Required work:
The expected answer comprises all lines from the entries that contain the string "light".
Information Start Marker
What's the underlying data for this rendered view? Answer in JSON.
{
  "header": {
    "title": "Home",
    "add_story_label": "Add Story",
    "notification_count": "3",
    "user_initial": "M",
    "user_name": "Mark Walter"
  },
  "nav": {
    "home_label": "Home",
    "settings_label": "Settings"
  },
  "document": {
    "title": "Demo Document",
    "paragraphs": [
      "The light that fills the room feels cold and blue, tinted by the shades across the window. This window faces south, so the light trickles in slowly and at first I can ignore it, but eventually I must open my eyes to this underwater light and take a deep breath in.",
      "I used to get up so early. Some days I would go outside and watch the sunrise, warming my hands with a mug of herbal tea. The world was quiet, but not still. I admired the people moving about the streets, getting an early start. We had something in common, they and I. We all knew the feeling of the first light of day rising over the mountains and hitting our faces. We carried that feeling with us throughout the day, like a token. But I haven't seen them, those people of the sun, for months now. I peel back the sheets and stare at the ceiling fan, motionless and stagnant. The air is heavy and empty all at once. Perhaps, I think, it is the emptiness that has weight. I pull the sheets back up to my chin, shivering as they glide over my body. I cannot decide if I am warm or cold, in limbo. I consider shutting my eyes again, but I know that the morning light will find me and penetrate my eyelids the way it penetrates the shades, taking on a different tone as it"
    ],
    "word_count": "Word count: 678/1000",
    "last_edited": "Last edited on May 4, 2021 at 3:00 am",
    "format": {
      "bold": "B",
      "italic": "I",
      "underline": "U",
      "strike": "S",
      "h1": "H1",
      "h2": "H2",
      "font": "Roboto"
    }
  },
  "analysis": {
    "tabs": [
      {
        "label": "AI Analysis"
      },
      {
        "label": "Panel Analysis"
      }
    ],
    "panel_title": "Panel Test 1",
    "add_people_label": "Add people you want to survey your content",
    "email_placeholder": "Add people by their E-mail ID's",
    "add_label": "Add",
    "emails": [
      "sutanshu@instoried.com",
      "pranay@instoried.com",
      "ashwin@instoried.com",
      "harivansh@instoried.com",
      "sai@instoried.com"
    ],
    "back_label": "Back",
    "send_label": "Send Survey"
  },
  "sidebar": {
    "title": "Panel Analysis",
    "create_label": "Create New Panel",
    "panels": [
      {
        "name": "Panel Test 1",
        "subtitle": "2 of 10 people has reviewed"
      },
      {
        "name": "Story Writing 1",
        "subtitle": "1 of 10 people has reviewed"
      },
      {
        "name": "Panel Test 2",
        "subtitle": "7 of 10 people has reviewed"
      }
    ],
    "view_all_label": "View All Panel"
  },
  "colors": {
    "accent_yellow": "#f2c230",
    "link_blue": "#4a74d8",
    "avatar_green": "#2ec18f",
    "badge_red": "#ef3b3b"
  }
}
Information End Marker
Final answer:
      "The light that fills the room feels cold and blue, tinted by the shades across the window. This window faces south, so the light trickles in slowly and at first I can ignore it, but eventually I must open my eyes to this underwater light and take a deep breath in.",
      "I used to get up so early. Some days I would go outside and watch the sunrise, warming my hands with a mug of herbal tea. The world was quiet, but not still. I admired the people moving about the streets, getting an early start. We had something in common, they and I. We all knew the feeling of the first light of day rising over the mountains and hitting our faces. We carried that feeling with us throughout the day, like a token. But I haven't seen them, those people of the sun, for months now. I peel back the sheets and stare at the ceiling fan, motionless and stagnant. The air is heavy and empty all at once. Perhaps, I think, it is the emptiness that has weight. I pull the sheets back up to my chin, shivering as they glide over my body. I cannot decide if I am warm or cold, in limbo. I consider shutting my eyes again, but I know that the morning light will find me and penetrate my eyelids the way it penetrates the shades, taking on a different tone as it"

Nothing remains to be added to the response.